### PROBLEM STATEMENT
Please find the lines in the following records that hold "Online", and copy them.

=-=-=-=-=

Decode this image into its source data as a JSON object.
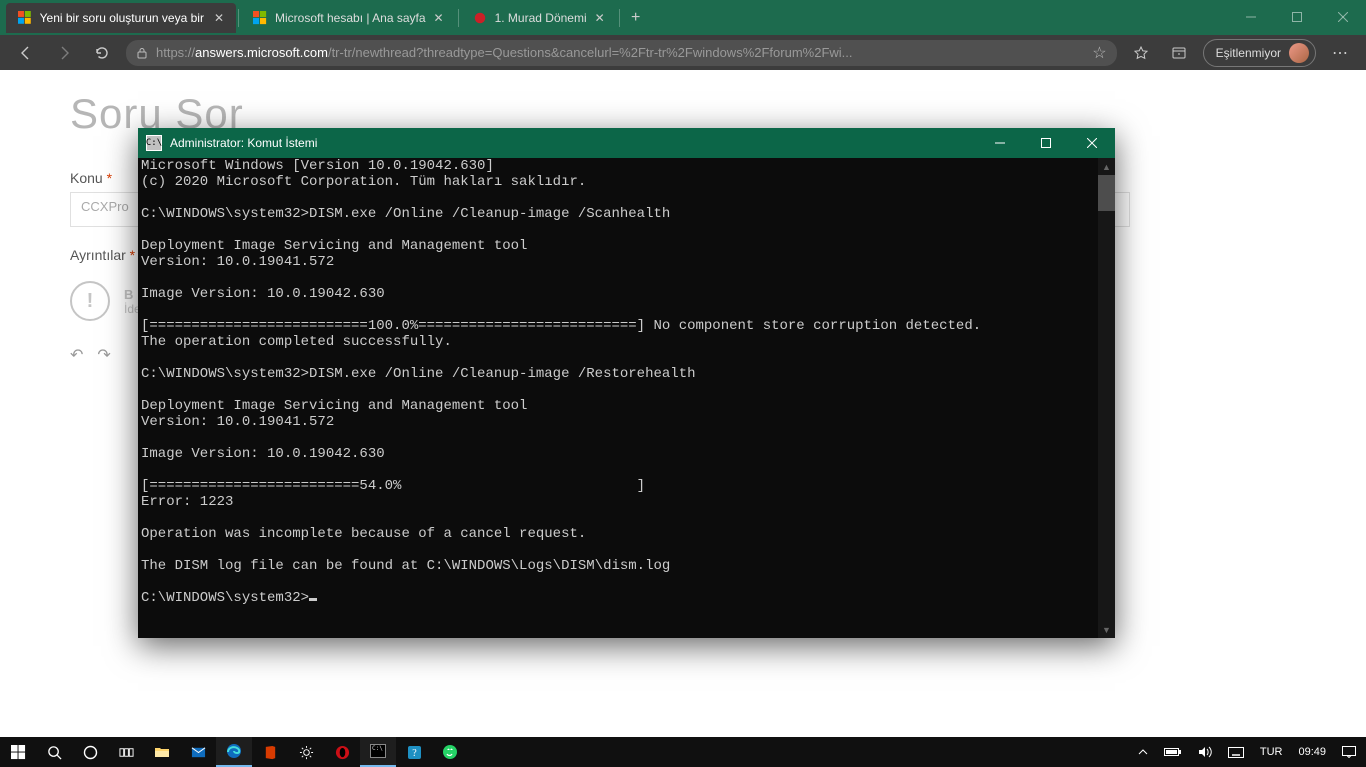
{
  "browser": {
    "tabs": [
      {
        "title": "Yeni bir soru oluşturun veya bir t",
        "favicon": "ms-logo",
        "active": true
      },
      {
        "title": "Microsoft hesabı | Ana sayfa",
        "favicon": "ms-logo",
        "active": false
      },
      {
        "title": "1. Murad Dönemi",
        "favicon": "red-dot",
        "active": false
      }
    ],
    "url_prefix": "https://",
    "url_host": "answers.microsoft.com",
    "url_path": "/tr-tr/newthread?threadtype=Questions&cancelurl=%2Ftr-tr%2Fwindows%2Fforum%2Fwi...",
    "profile_label": "Eşitlenmiyor"
  },
  "page": {
    "heading": "Soru Sor",
    "topic_label": "Konu",
    "topic_placeholder": "CCXPro",
    "details_label": "Ayrıntılar",
    "hint_letter": "B",
    "hint_text": "İde"
  },
  "cmd": {
    "title": "Administrator: Komut İstemi",
    "lines": [
      "Microsoft Windows [Version 10.0.19042.630]",
      "(c) 2020 Microsoft Corporation. Tüm hakları saklıdır.",
      "",
      "C:\\WINDOWS\\system32>DISM.exe /Online /Cleanup-image /Scanhealth",
      "",
      "Deployment Image Servicing and Management tool",
      "Version: 10.0.19041.572",
      "",
      "Image Version: 10.0.19042.630",
      "",
      "[==========================100.0%==========================] No component store corruption detected.",
      "The operation completed successfully.",
      "",
      "C:\\WINDOWS\\system32>DISM.exe /Online /Cleanup-image /Restorehealth",
      "",
      "Deployment Image Servicing and Management tool",
      "Version: 10.0.19041.572",
      "",
      "Image Version: 10.0.19042.630",
      "",
      "[=========================54.0%                            ]",
      "Error: 1223",
      "",
      "Operation was incomplete because of a cancel request.",
      "",
      "The DISM log file can be found at C:\\WINDOWS\\Logs\\DISM\\dism.log",
      "",
      "C:\\WINDOWS\\system32>"
    ]
  },
  "system_tray": {
    "lang": "TUR",
    "time": "09:49"
  }
}
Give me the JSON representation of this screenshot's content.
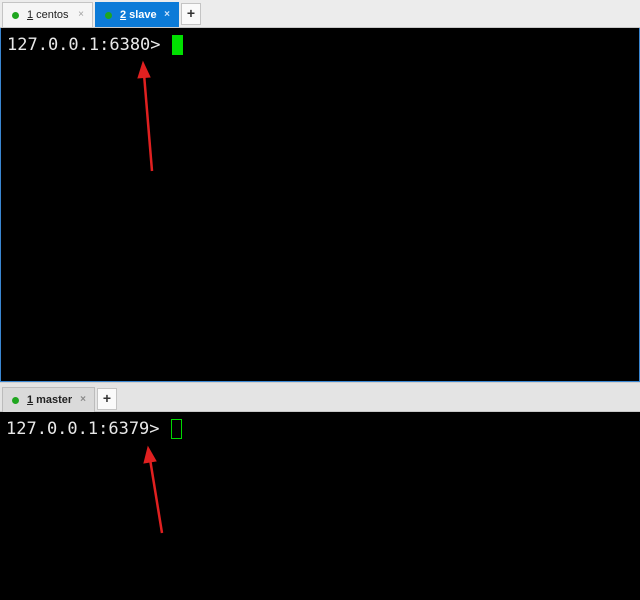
{
  "top_pane": {
    "tabs": [
      {
        "number": "1",
        "label": "centos",
        "active": false
      },
      {
        "number": "2",
        "label": "slave",
        "active": true
      }
    ],
    "add_tab_label": "+",
    "close_glyph": "×",
    "prompt": "127.0.0.1:6380>",
    "cursor_state": "focused"
  },
  "bottom_pane": {
    "tabs": [
      {
        "number": "1",
        "label": "master",
        "active": true
      }
    ],
    "add_tab_label": "+",
    "close_glyph": "×",
    "prompt": "127.0.0.1:6379>",
    "cursor_state": "unfocused"
  },
  "colors": {
    "active_tab": "#0c7bd8",
    "status_dot": "#1fa61f",
    "cursor": "#00e000",
    "annotation_arrow": "#e02020",
    "terminal_bg": "#000000"
  },
  "icons": [
    "close-icon",
    "plus-icon",
    "status-dot-icon"
  ]
}
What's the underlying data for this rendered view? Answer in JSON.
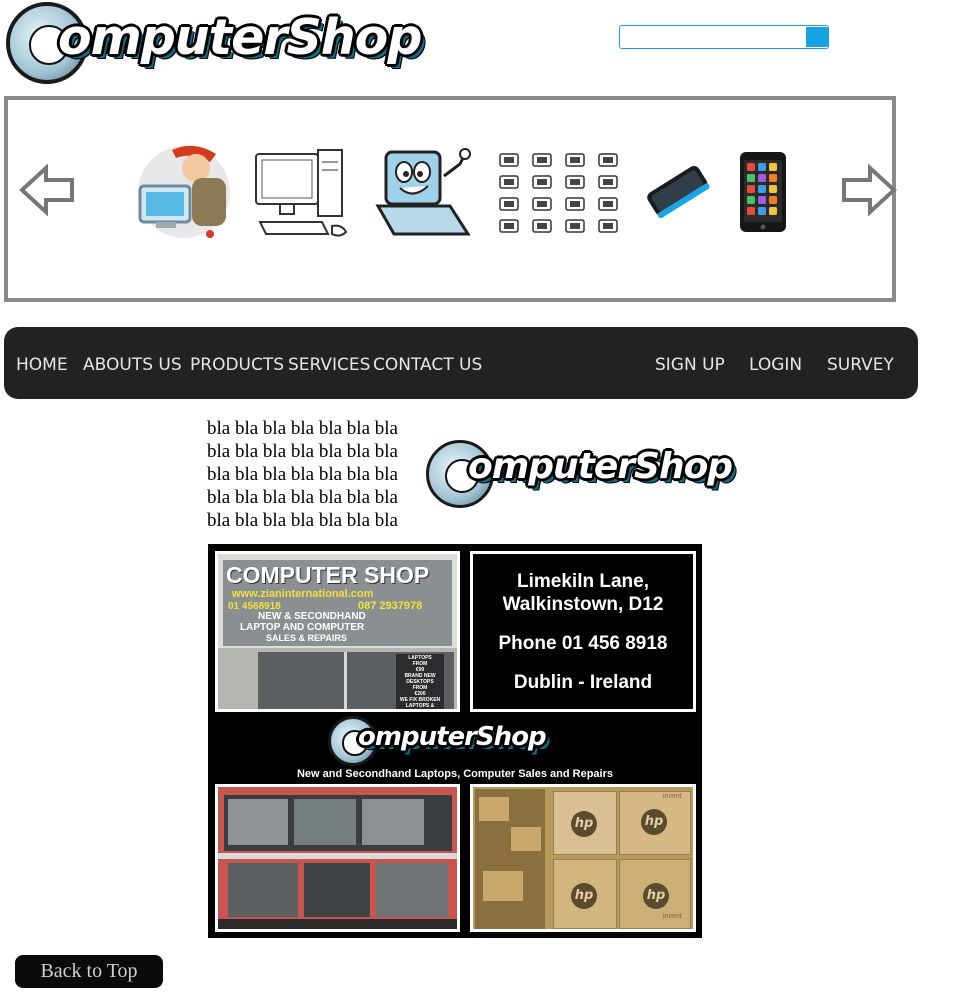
{
  "header": {
    "logo_text": "omputerShop",
    "search": {
      "placeholder": "",
      "value": ""
    }
  },
  "carousel": {
    "prev_icon": "left-arrow-icon",
    "next_icon": "right-arrow-icon",
    "slides": [
      {
        "icon": "technician-icon"
      },
      {
        "icon": "desktop-computer-icon"
      },
      {
        "icon": "laptop-cartoon-icon"
      },
      {
        "icon": "hardware-grid-icon"
      },
      {
        "icon": "smartphone-icon"
      },
      {
        "icon": "tablet-icon"
      }
    ]
  },
  "nav": {
    "left": [
      "HOME",
      "ABOUTS US",
      "PRODUCTS",
      "SERVICES",
      "CONTACT US"
    ],
    "right": [
      "SIGN UP",
      "LOGIN",
      "SURVEY"
    ]
  },
  "content": {
    "bla_lines": [
      "bla bla bla bla bla bla bla",
      "bla bla bla bla bla bla bla",
      "bla bla bla bla bla bla bla",
      "bla bla bla bla bla bla bla",
      "bla bla bla bla bla bla bla"
    ],
    "logo_text": "omputerShop"
  },
  "ad": {
    "storefront": {
      "sign_title": "COMPUTER SHOP",
      "sign_url": "www.zianinternational.com",
      "sign_phone1": "01 4568918",
      "sign_phone2": "087 2937978",
      "sign_line1": "NEW & SECONDHAND",
      "sign_line2": "LAPTOP AND COMPUTER",
      "sign_line3": "SALES & REPAIRS",
      "window_lines": [
        "LAPTOPS",
        "FROM",
        "€99",
        "BRAND NEW",
        "DESKTOPS",
        "FROM",
        "€200",
        "WE FIX BROKEN",
        "LAPTOPS &"
      ]
    },
    "address_line1": "Limekiln Lane,",
    "address_line2": "Walkinstown, D12",
    "phone": "Phone 01 456 8918",
    "location": "Dublin - Ireland",
    "logo_text": "omputerShop",
    "tagline": "New and Secondhand Laptops, Computer Sales and Repairs",
    "box_label": "hp",
    "box_sublabel": "invent"
  },
  "footer": {
    "back_to_top": "Back to Top"
  }
}
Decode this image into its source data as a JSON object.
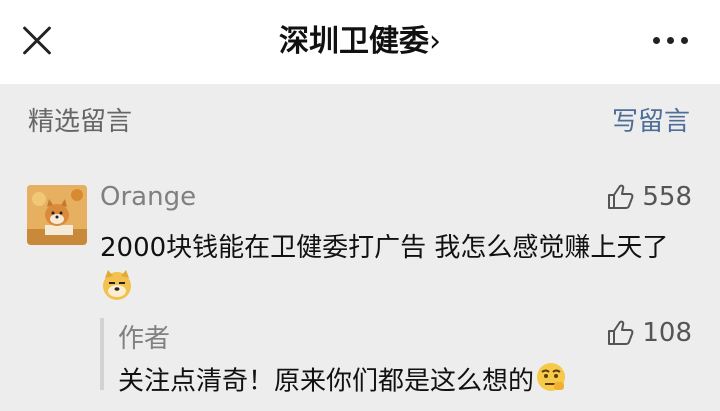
{
  "header": {
    "title": "深圳卫健委",
    "chevron": "›"
  },
  "section": {
    "title": "精选留言",
    "write_label": "写留言"
  },
  "comment": {
    "name": "Orange",
    "likes": "558",
    "text": "2000块钱能在卫健委打广告 我怎么感觉赚上天了"
  },
  "reply": {
    "name": "作者",
    "likes": "108",
    "text": "关注点清奇！原来你们都是这么想的"
  },
  "icons": {
    "close": "close-icon",
    "more": "more-icon",
    "like": "thumbs-up-icon"
  }
}
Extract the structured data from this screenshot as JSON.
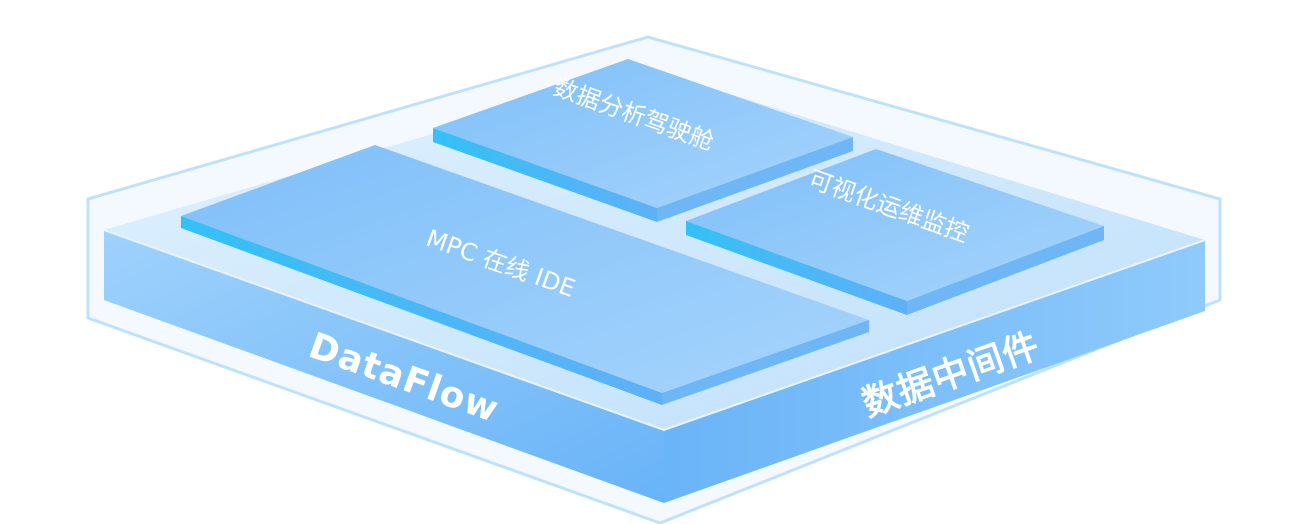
{
  "diagram": {
    "base": {
      "left_label": "DataFlow",
      "right_label": "数据中间件"
    },
    "modules": [
      {
        "id": "mpc-ide",
        "label": "MPC 在线 IDE"
      },
      {
        "id": "cockpit",
        "label": "数据分析驾驶舱"
      },
      {
        "id": "monitor",
        "label": "可视化运维监控"
      }
    ],
    "colors": {
      "outline": "#bfe2fb",
      "base_top": "#cfe9fd",
      "base_front_left": "#7cc0fb",
      "base_front_right": "#5eaef8",
      "tile_top": "#93c9fb",
      "tile_edge": "#3fbaf7"
    }
  }
}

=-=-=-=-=

### EXERCISE RESULT
      "C:\\WINDOWS\\system32>DISM.exe /Online /Cleanup-image /Scanhealth",
      "C:\\WINDOWS\\system32>DISM.exe /Online /Cleanup-image /Restorehealth",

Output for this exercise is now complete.